For Eric Nuttall, portfolio manager at Sprott Asset Management, the pullback in oil companies has been too dramatic.
“The energy index -- this is the largest oil companies, including Suncor, Cenovus and Canadian Natural Resources -- they are 8 percent away from the trading level we were at in 2009…when oil was $40 US,” he says. “The environment then and the environment now are radically different.
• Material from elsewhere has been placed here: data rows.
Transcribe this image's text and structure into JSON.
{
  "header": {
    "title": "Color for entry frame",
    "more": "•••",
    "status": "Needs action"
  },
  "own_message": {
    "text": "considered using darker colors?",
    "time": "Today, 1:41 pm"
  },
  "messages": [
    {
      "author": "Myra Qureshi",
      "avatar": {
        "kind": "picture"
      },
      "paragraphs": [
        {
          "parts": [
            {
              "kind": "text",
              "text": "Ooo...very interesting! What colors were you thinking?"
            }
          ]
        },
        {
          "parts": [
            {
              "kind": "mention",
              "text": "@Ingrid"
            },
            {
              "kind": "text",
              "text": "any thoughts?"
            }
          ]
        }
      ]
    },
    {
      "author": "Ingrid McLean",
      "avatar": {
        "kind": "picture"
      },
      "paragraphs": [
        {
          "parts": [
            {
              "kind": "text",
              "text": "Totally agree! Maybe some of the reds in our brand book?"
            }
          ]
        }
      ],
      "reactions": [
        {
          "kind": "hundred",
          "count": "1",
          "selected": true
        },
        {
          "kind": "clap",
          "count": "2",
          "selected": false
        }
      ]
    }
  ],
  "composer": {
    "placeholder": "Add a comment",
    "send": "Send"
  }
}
Today is not rosy…there are a lot of reasons to be concerned in the short term…but for stocks to be 8 percent from the lows in 2009 is ridiculous.”
Nuttall says Canadian Natural Resources (CNQ-T) has been hit particularly hard.
“CNQ has been the whipping boy of U.S. hedge funds that want to go after Canadian oil companies exposed to oil differentials…I think it’s cheap, but my caveat is we have another couple months of weakness,” he says.
Roger McKnight, senior oil analyst at En-Pro International, adds that politicians in Alberta should also be worried, as they forecast $99 per barrel oil prices in their latest budget.
“If I was the Alberta budget I would be asking ‘what’s going on here’,” he says.
He adds that many oil companies in Alberta need $80 per barrel prices to make production profitable.